After much experimentation, Mattheij rewrote the software (several times in fact) to accomplish a variety of basic tasks. At its core, the system takes images from a webcam and feeds them to a neural network to do the classification. Of course, the neural net needs to be "trained" by showing it lots of images, and telling it what those images represent. Mattheij's breakthrough was allowing the machine to effectively train itself, with guidance: Running pieces through allows the system to take its own photos, make a guess, and build on that guess. As long as Mattheij corrects the incorrect guesses, he ends up with a decent (and self-reinforcing) corpus of training data. As the machine continues running, it can rack up more training, allowing it to recognize a broad variety of pieces on the fly.

Here's another video, focusing on how the pieces move on conveyer belts (running at slow speed so puny humans can follow). You can also see the air jets in action:
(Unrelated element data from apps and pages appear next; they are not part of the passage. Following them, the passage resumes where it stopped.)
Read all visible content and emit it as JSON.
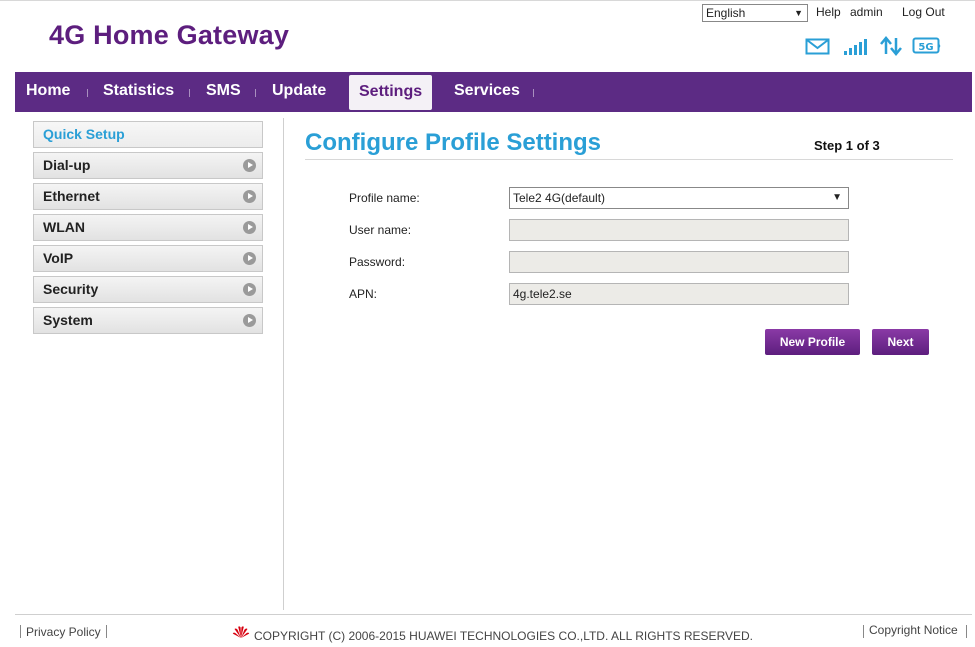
{
  "header": {
    "title": "4G Home Gateway",
    "language": "English",
    "links": {
      "help": "Help",
      "user": "admin",
      "logout": "Log Out"
    }
  },
  "nav": {
    "items": [
      "Home",
      "Statistics",
      "SMS",
      "Update",
      "Settings",
      "Services"
    ],
    "active": "Settings"
  },
  "sidebar": {
    "items": [
      "Quick Setup",
      "Dial-up",
      "Ethernet",
      "WLAN",
      "VoIP",
      "Security",
      "System"
    ],
    "active": "Quick Setup"
  },
  "main": {
    "title": "Configure Profile Settings",
    "step": "Step 1 of 3",
    "fields": {
      "profile_name": {
        "label": "Profile name:",
        "value": "Tele2 4G(default)"
      },
      "user_name": {
        "label": "User name:",
        "value": ""
      },
      "password": {
        "label": "Password:",
        "value": ""
      },
      "apn": {
        "label": "APN:",
        "value": "4g.tele2.se"
      }
    },
    "buttons": {
      "new_profile": "New Profile",
      "next": "Next"
    }
  },
  "footer": {
    "privacy": "Privacy Policy",
    "copyright": "COPYRIGHT (C) 2006-2015 HUAWEI TECHNOLOGIES CO.,LTD. ALL RIGHTS RESERVED.",
    "notice": "Copyright Notice"
  },
  "colors": {
    "brand_purple": "#5d1e7e",
    "nav_purple": "#5c2b84",
    "accent_blue": "#2a9fd6"
  },
  "icons": [
    "mail-icon",
    "signal-icon",
    "data-transfer-icon",
    "5g-icon",
    "huawei-logo-icon",
    "chevron-right-icon"
  ]
}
In an email interview, Mattheij told Mental Floss that the system currently sorts LEGO bricks into more than 50 categories. It can also be run in a color-sorting mode to bin the parts across 12 color groups. (Thus at present you'd likely do a two-pass sort on the bricks: once for shape, then a separate pass for color.) He continues to refine the system, with a focus on making its recognition abilities faster. At some point down the line, he plans to make the software portion open source. You're on your own as far as building conveyer belts, bins, and so forth.

Check out Mattheij's writeup in two parts for more information. It starts with an overview of the story, followed up with a deep dive on the software. He's also tweeting about the project (among other things). And if you look around a bit, you'll find bulk LEGO brick auctions online—it's definitely a thing!

Original image
Here's How to Change Your Name on Facebook
Original image

Whether you want to change your legal name, adopt a new nickname, or simply reinvent your online persona, it's helpful to know the process of resetting your name on Facebook. The social media site isn't a fan of fake accounts, and as a result changing your name is a little more complicated than updating your profile picture or relationship status. Luckily, Daily Dot laid out the steps.

Start by going to the blue bar at the top of the page in desktop view and clicking the down arrow to the far right. From here, go to Settings. This should take you to the General Account Settings page. Find your name as it appears on your profile and click the Edit link to the right of it. Now, you can input your preferred first and last name, and if you’d like, your middle name.

The steps are similar in Facebook mobile. To find Settings, tap the More option in the bottom right corner. Go to Account Settings, then General, then hit your name to change it.

Whatever you type should adhere to Facebook's guidelines, which prohibit symbols, numbers, unusual capitalization, and honorifics like Mr., Ms., and Dr. Before landing on a name, make sure you’re ready to commit to it: Facebook won’t let you update it again for 60 days. If you aren’t happy with these restrictions, adding a secondary name or a name pronunciation might better suit your needs. You can do this by going to the Details About You heading under the About page of your profile.

[h/t Daily Dot]